One of the newest sets of tax rules available to us is the inducements around opportunity zones, calling for us to re-invest our unrealized capital gains into projects that help local communities. The US Government has established certain areas of the US that it wants to improve, and has implemented tax incentives to investors to help out by financially stimulating those areas. By participating in opportunity zone investment opportunities, we can defer and sometimes eliminate taxes on capital gains.
What is an opportunity zone?
Also referred to as a qualified opportunity zone (QOZ), the Internal Revenue Service (IRS) defines it as an economically distressed community where new investments, under certain conditions, may be eligible for preferential tax treatment.

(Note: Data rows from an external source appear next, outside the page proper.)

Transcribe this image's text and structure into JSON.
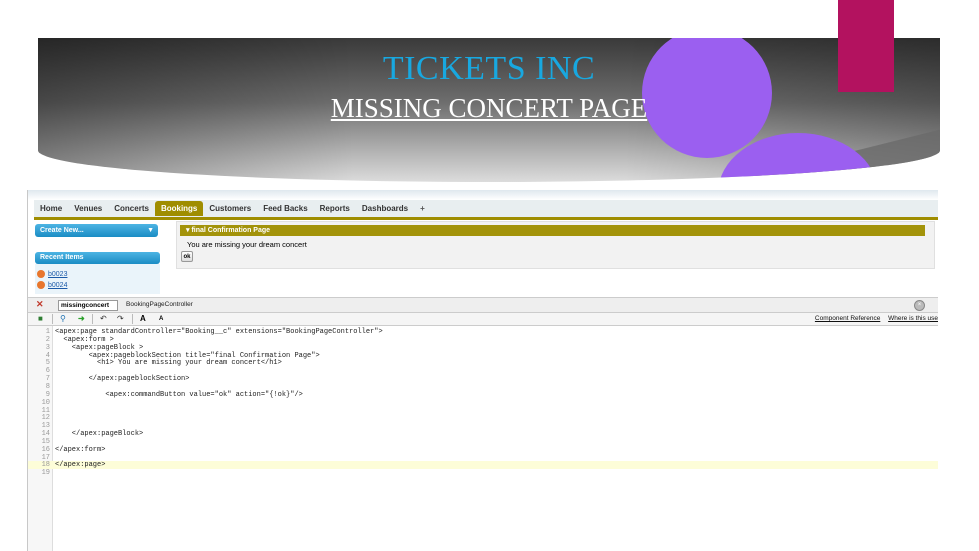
{
  "slide": {
    "title": "TICKETS INC",
    "subtitle": "MISSING CONCERT PAGE",
    "colors": {
      "title": "#18a8e0",
      "accent_purple": "#9b5ff0",
      "accent_magenta": "#b3125f"
    }
  },
  "app": {
    "tabs": [
      "Home",
      "Venues",
      "Concerts",
      "Bookings",
      "Customers",
      "Feed Backs",
      "Reports",
      "Dashboards",
      "+"
    ],
    "active_tab": "Bookings",
    "sidebar": {
      "create_label": "Create New...",
      "recent_heading": "Recent Items",
      "recent_items": [
        "b0023",
        "b0024"
      ]
    },
    "page_block": {
      "section_title": "final Confirmation Page",
      "message": "You are missing your dream concert",
      "button_label": "ok"
    }
  },
  "dev_footer": {
    "page_name": "missingconcert",
    "controller": "BookingPageController",
    "links": [
      "Component Reference",
      "Where is this use"
    ],
    "code_lines": [
      "<apex:page standardController=\"Booking__c\" extensions=\"BookingPageController\">",
      "  <apex:form >",
      "    <apex:pageBlock >",
      "        <apex:pageblockSection title=\"final Confirmation Page\">",
      "          <h1> You are missing your dream concert</h1>",
      "",
      "        </apex:pageblockSection>",
      "",
      "            <apex:commandButton value=\"ok\" action=\"{!ok}\"/>",
      "",
      "",
      "",
      "",
      "    </apex:pageBlock>",
      "",
      "</apex:form>",
      "",
      "</apex:page>",
      ""
    ],
    "highlighted_line": 18
  }
}
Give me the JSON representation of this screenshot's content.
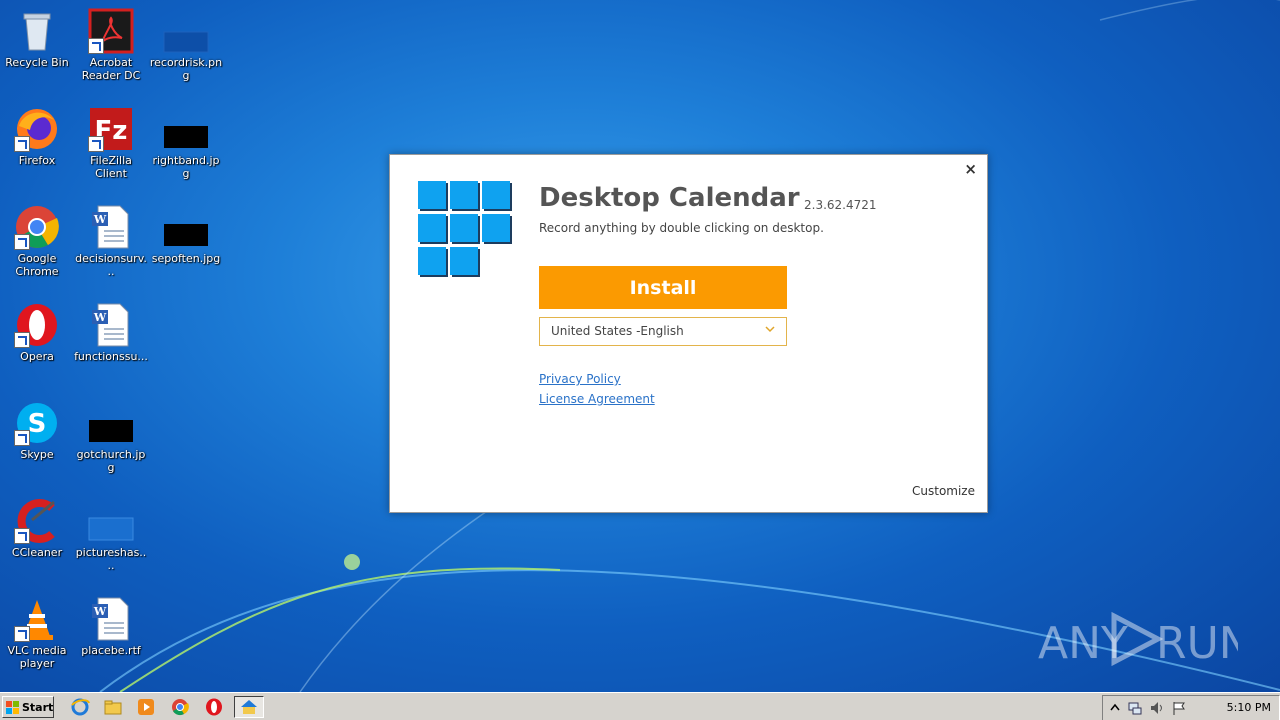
{
  "desktop": {
    "icons": [
      {
        "label": "Recycle Bin"
      },
      {
        "label": "Acrobat Reader DC"
      },
      {
        "label": "recordrisk.png"
      },
      {
        "label": "Firefox"
      },
      {
        "label": "FileZilla Client"
      },
      {
        "label": "rightband.jpg"
      },
      {
        "label": "Google Chrome"
      },
      {
        "label": "decisionsurv..."
      },
      {
        "label": "sepoften.jpg"
      },
      {
        "label": "Opera"
      },
      {
        "label": "functionssu..."
      },
      {
        "label": "Skype"
      },
      {
        "label": "gotchurch.jpg"
      },
      {
        "label": "CCleaner"
      },
      {
        "label": "pictureshas...."
      },
      {
        "label": "VLC media player"
      },
      {
        "label": "placebe.rtf"
      }
    ]
  },
  "dialog": {
    "close": "×",
    "title": "Desktop Calendar",
    "version": "2.3.62.4721",
    "description": "Record anything by double clicking on desktop.",
    "install_label": "Install",
    "language": "United States -English",
    "privacy_policy": "Privacy Policy",
    "license_agreement": "License Agreement",
    "customize": "Customize"
  },
  "watermark": {
    "left": "ANY",
    "right": "RUN"
  },
  "taskbar": {
    "start_label": "Start",
    "clock": "5:10 PM"
  },
  "colors": {
    "install_button": "#fb9a01",
    "logo_tile": "#0fa2f0",
    "link": "#2a72c8"
  }
}
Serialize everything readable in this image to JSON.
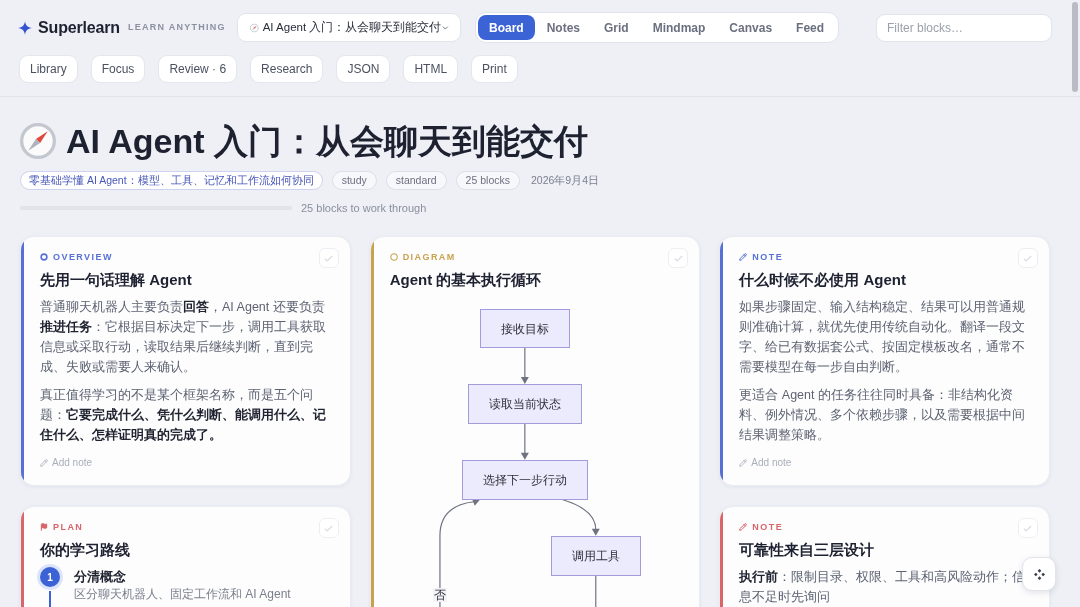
{
  "app": {
    "name": "Superlearn",
    "tagline": "LEARN ANYTHING"
  },
  "course_select": {
    "value": "AI Agent 入门：从会聊天到能交付"
  },
  "view_tabs": [
    {
      "label": "Board",
      "selected": true
    },
    {
      "label": "Notes",
      "selected": false
    },
    {
      "label": "Grid",
      "selected": false
    },
    {
      "label": "Mindmap",
      "selected": false
    },
    {
      "label": "Canvas",
      "selected": false
    },
    {
      "label": "Feed",
      "selected": false
    }
  ],
  "filter": {
    "placeholder": "Filter blocks…"
  },
  "toolbar": [
    "Library",
    "Focus",
    "Review · 6",
    "Research",
    "JSON",
    "HTML",
    "Print"
  ],
  "page": {
    "title": "AI Agent 入门：从会聊天到能交付",
    "topic": "零基础学懂 AI Agent：模型、工具、记忆和工作流如何协同",
    "tags": [
      "study",
      "standard",
      "25 blocks"
    ],
    "date": "2026年9月4日",
    "progress": {
      "level": 0,
      "label": "25 blocks to work through"
    }
  },
  "board": [
    {
      "cards": [
        {
          "kind": "overview",
          "label": "OVERVIEW",
          "color": "#5670d6",
          "done": false,
          "title": "先用一句话理解 Agent",
          "paragraphs": [
            "普通聊天机器人主要负责**回答**，AI Agent 还要负责**推进任务**：它根据目标决定下一步，调用工具获取信息或采取行动，读取结果后继续判断，直到完成、失败或需要人来确认。",
            "真正值得学习的不是某个框架名称，而是五个问题：**它要完成什么、凭什么判断、能调用什么、记住什么、怎样证明真的完成了。**"
          ],
          "add_note": "Add note"
        },
        {
          "kind": "plan",
          "label": "PLAN",
          "color": "#d9646a",
          "done": false,
          "title": "你的学习路线",
          "steps": [
            {
              "number": "1",
              "title": "分清概念",
              "text": "区分聊天机器人、固定工作流和 AI Agent"
            }
          ]
        }
      ]
    },
    {
      "cards": [
        {
          "kind": "diagram",
          "label": "DIAGRAM",
          "color": "#c9a24e",
          "done": false,
          "title": "Agent 的基本执行循环",
          "diagram": {
            "nodes": [
              {
                "label": "接收目标"
              },
              {
                "label": "读取当前状态"
              },
              {
                "label": "选择下一步行动"
              },
              {
                "label": "调用工具"
              }
            ],
            "edge_labels": [
              "否"
            ]
          }
        }
      ]
    },
    {
      "cards": [
        {
          "kind": "note",
          "label": "NOTE",
          "color": "#5670d6",
          "done": false,
          "title": "什么时候不必使用 Agent",
          "paragraphs": [
            "如果步骤固定、输入结构稳定、结果可以用普通规则准确计算，就优先使用传统自动化。翻译一段文字、给已有数据套公式、按固定模板改名，通常不需要模型在每一步自由判断。",
            "更适合 Agent 的任务往往同时具备：非结构化资料、例外情况、多个依赖步骤，以及需要根据中间结果调整策略。"
          ],
          "add_note": "Add note"
        },
        {
          "kind": "note",
          "label": "NOTE",
          "color": "#d9646a",
          "done": false,
          "title": "可靠性来自三层设计",
          "paragraphs": [
            "**执行前**：限制目录、权限、工具和高风险动作；信息不足时先询问"
          ]
        }
      ]
    }
  ]
}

Areas qualify as QOZs if they have been chosen for that designation by a state, the District of Columbia, or a U.S. territory and that nomination has been certified by the Secretary of the U.S. Treasury via his delegation of authority to the IRS.
Opportunity zones are designed to spur economic development and job creation in distressed neighborhoods by providing tax incentives for investors who invest new capital in businesses operating in one or more QOZs. Some of this capital can be the proceeds from a non-opportunity zone investment as long as it is reinvested into a qualified opportunity zone or fund, but only during the 180-day period beginning on the date of the sale of non-qualified investment. There are certain rules around this, so check with the IRS or your professional tax or financial planner.

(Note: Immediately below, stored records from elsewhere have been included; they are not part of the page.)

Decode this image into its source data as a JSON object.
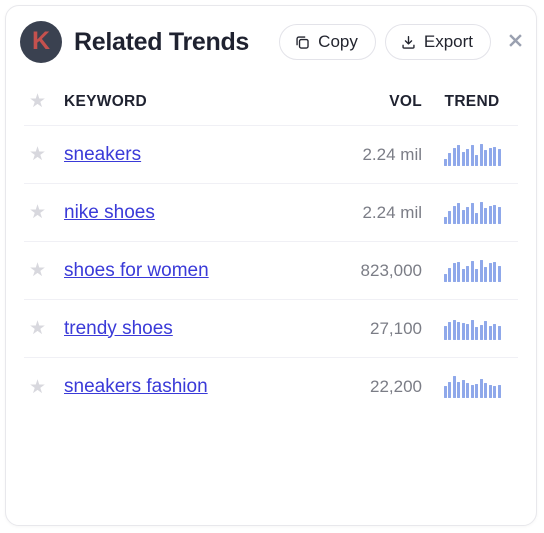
{
  "panel": {
    "logo_letter": "K",
    "logo_bg_color": "#3a4150",
    "logo_letter_color": "#c4514e",
    "title": "Related Trends"
  },
  "toolbar": {
    "copy_label": "Copy",
    "export_label": "Export",
    "copy_icon": "copy-icon",
    "export_icon": "download-icon",
    "close_icon": "close-icon"
  },
  "table": {
    "headers": {
      "star": "star-icon",
      "keyword": "KEYWORD",
      "vol": "VOL",
      "trend": "TREND"
    },
    "rows": [
      {
        "star": "star-icon",
        "keyword": "sneakers",
        "vol": "2.24 mil",
        "trend": [
          30,
          55,
          80,
          95,
          60,
          75,
          95,
          50,
          100,
          70,
          80,
          85,
          75
        ]
      },
      {
        "star": "star-icon",
        "keyword": "nike shoes",
        "vol": "2.24 mil",
        "trend": [
          30,
          55,
          80,
          95,
          60,
          75,
          95,
          50,
          100,
          70,
          80,
          85,
          75
        ]
      },
      {
        "star": "star-icon",
        "keyword": "shoes for women",
        "vol": "823,000",
        "trend": [
          35,
          60,
          85,
          90,
          55,
          70,
          95,
          55,
          100,
          65,
          85,
          90,
          70
        ]
      },
      {
        "star": "star-icon",
        "keyword": "trendy shoes",
        "vol": "27,100",
        "trend": [
          60,
          80,
          90,
          80,
          75,
          70,
          90,
          55,
          65,
          85,
          60,
          70,
          60
        ]
      },
      {
        "star": "star-icon",
        "keyword": "sneakers fashion",
        "vol": "22,200",
        "trend": [
          55,
          75,
          100,
          75,
          80,
          70,
          60,
          65,
          85,
          70,
          60,
          55,
          60
        ]
      }
    ]
  },
  "colors": {
    "link": "#3a3ad8",
    "spark_bar": "#8fa8ea",
    "vol_text": "#7b7d86",
    "divider": "#f0f0f5"
  }
}
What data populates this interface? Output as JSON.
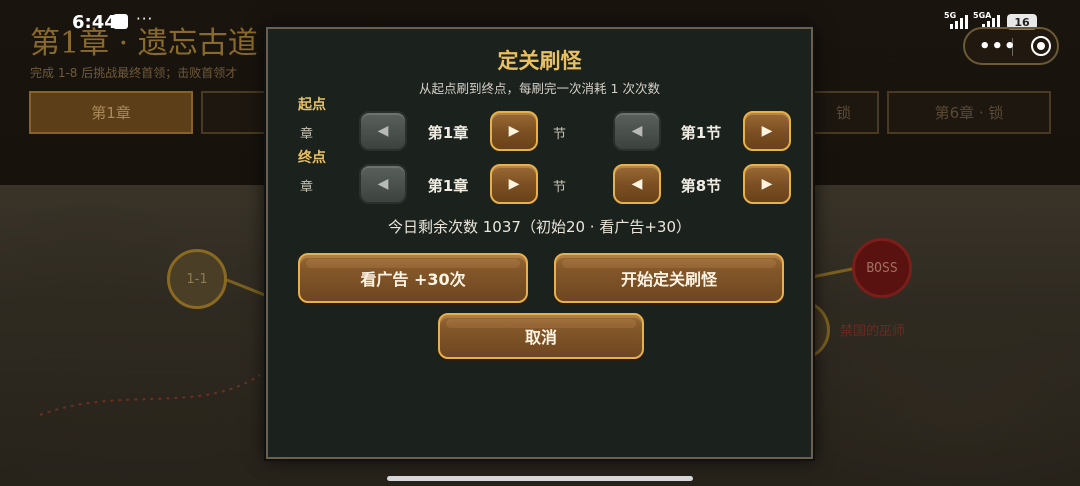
{
  "status_bar": {
    "time": "6:44",
    "dots": "···",
    "net1": "5G",
    "net2": "5GA",
    "battery": "16",
    "miniprogram_dots": "•••"
  },
  "background": {
    "chapter_title": "第1章 · 遗忘古道",
    "chapter_hint": "完成 1-8 后挑战最终首领；击败首领才",
    "tabs": [
      {
        "label": "第1章"
      },
      {
        "label": ""
      },
      {
        "label": "锁"
      },
      {
        "label": "第6章 · 锁"
      }
    ],
    "nodes": {
      "first": "1-1",
      "boss": "BOSS",
      "boss_name": "禁国的巫师"
    }
  },
  "modal": {
    "title": "定关刷怪",
    "description": "从起点刷到终点，每刷完一次消耗 1 次次数",
    "start": {
      "label": "起点",
      "chapter_unit": "章",
      "chapter_value": "第1章",
      "section_unit": "节",
      "section_value": "第1节"
    },
    "end": {
      "label": "终点",
      "chapter_unit": "章",
      "chapter_value": "第1章",
      "section_unit": "节",
      "section_value": "第8节"
    },
    "prev_arrow": "◀",
    "next_arrow": "▶",
    "remaining": "今日剩余次数 1037（初始20 · 看广告+30）",
    "watch_ad_button": "看广告 +30次",
    "start_button": "开始定关刷怪",
    "cancel_button": "取消"
  },
  "colors": {
    "accent_gold": "#e8c060",
    "button_border": "#e8b04a",
    "panel_bg": "#1b221e"
  }
}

Opportunity zones were created under the Tax Cuts and Jobs Act of 2017, and the program lasts through 2026. The first set of opportunity zone selections, covering parts of 18 states, were designated on April 9, 2018. Thousands of low-income communities in all 50 states, the District of Columbia and five U.S. territories are designated as qualified opportunity zones. You can invest in these zones through qualified opportunity funds.

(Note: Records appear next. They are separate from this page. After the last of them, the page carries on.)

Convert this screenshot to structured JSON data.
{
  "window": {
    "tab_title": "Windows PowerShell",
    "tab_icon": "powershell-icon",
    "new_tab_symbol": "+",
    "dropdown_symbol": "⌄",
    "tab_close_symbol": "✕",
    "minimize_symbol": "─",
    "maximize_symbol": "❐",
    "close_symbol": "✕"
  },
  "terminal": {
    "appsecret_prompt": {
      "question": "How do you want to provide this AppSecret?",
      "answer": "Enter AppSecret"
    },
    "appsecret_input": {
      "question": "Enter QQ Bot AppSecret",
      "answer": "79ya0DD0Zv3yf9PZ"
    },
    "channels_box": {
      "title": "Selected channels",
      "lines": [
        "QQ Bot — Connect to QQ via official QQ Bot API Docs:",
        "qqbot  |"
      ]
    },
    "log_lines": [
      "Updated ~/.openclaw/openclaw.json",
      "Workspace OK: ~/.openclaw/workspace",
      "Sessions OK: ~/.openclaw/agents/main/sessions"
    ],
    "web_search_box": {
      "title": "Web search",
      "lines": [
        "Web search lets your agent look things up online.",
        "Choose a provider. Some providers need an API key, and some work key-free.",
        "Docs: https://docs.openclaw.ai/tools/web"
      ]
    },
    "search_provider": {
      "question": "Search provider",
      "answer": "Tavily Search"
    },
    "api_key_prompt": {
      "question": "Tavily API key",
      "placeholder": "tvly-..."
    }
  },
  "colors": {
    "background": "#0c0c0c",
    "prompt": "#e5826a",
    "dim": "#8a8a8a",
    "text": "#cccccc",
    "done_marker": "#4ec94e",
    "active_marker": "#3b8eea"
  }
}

What’s in it for investors?
First, an investor can defer tax on any prior eligible gain to the extent that a corresponding amount is timely invested in a qualified opportunity fund (QOF). A QOF is an investment fund that files either a partnership or corporate federal income tax return and is organized for the purpose of investing in QOZ property. It is very common for multifamily real estate to be included in a qualified opportunity zone.
The deferral lasts until the earlier of the date on which the investment in the QOF is sold or exchanged, or December 31, 2026. If the QOF investment is held for at least 5 years, there is a 10% exclusion of the deferred gain. If held for at least 7 years, the 10% exclusion becomes 15%. Additionally, the amount of eligible gain to include is decreased to the extent that the amount of eligible gain you deferred exceeds the fair market value of the investment in the QOF.
Second, if the investor holds the investment in the QOF for at least 10 years, the investor is eligible for an adjustment in the basis of the QOF investment to its fair market value on the date that the QOF investment is sold or exchanged. As a result of this basis adjustment, the appreciation in the QOF investment is never taxed. A similar rule applies to exclude the QOF investor’s share of gain and loss from sales of QOF assets.
Summary of the 3 Tax Benefits
Here’s a hypothetical example of what happens to a $100,000 investment. Let’s say that at the end of the 5-, 7- or 10-year hold that the investment was now worth $300,000. If this investment were not in an opportunity zone, you would have to pay tax on $200,000. The opportunity zone investment gets a bit of a break in years 5 through 7, and gets a substantial break in year 10.
What types of gains are eligible for deferral if I invest in a QOF?
Gains that may be deferred are called eligible gains. They include both capital gains and qualified 1231 gains, but only profits that would be recognized for federal income tax purposes before January 1, 2027, and that are not from a transaction with a related person. For you to obtain this deferral, the amount of the eligible gain must be timely invested in a QOF in exchange for an equity interest in the QOF (qualifying investment). Once you have done this, you can claim the deferral on your federal income tax return for the taxable year in which the gain would be recognized if you do not defer it.
You can make a partial or full election to defer the gain when filing your federal income tax return. In other words, you can make the election on the return on which the tax on that gain would be due if you didn’t defer it.
What types of multifamily projects should I expect in an opportunity zone?
Since part of what defines a qualifying opportunity zone property is the amount of improvement projected, you will likely see a lot of ground-up development investment opportunities. Substantial improvement is the key. Property is substantially improved if, during any 30-month period beginning after the property is acquired, additions to the basis of the property exceed an amount equal to the adjusted basis at the start of the 30-month period.
But another defining factor of an opportunity zone business is the 50% of gross income test. Each taxable year, a QOZ business must earn at least 50% of its gross income from business activities within a QOZ. The operation of an apartment complex usually passes this test by its very nature.
How to Find Opportunity Zone Maps
One of the best ways to do this is to Google it. Using the search terms “opportunity zone map” and your city will usually bring up lots of resources that can help. See the example below.
In this example, if you clicked the first link, you might find something like this:
When you are being presented with an investment opportunity through a multifamily syndication sponsor, he/she will likely be fully aware if the project qualifies as an opportunity fund in an opportunity zone, and that will be one of the main features of the investment. If you are unsure, you can always ask.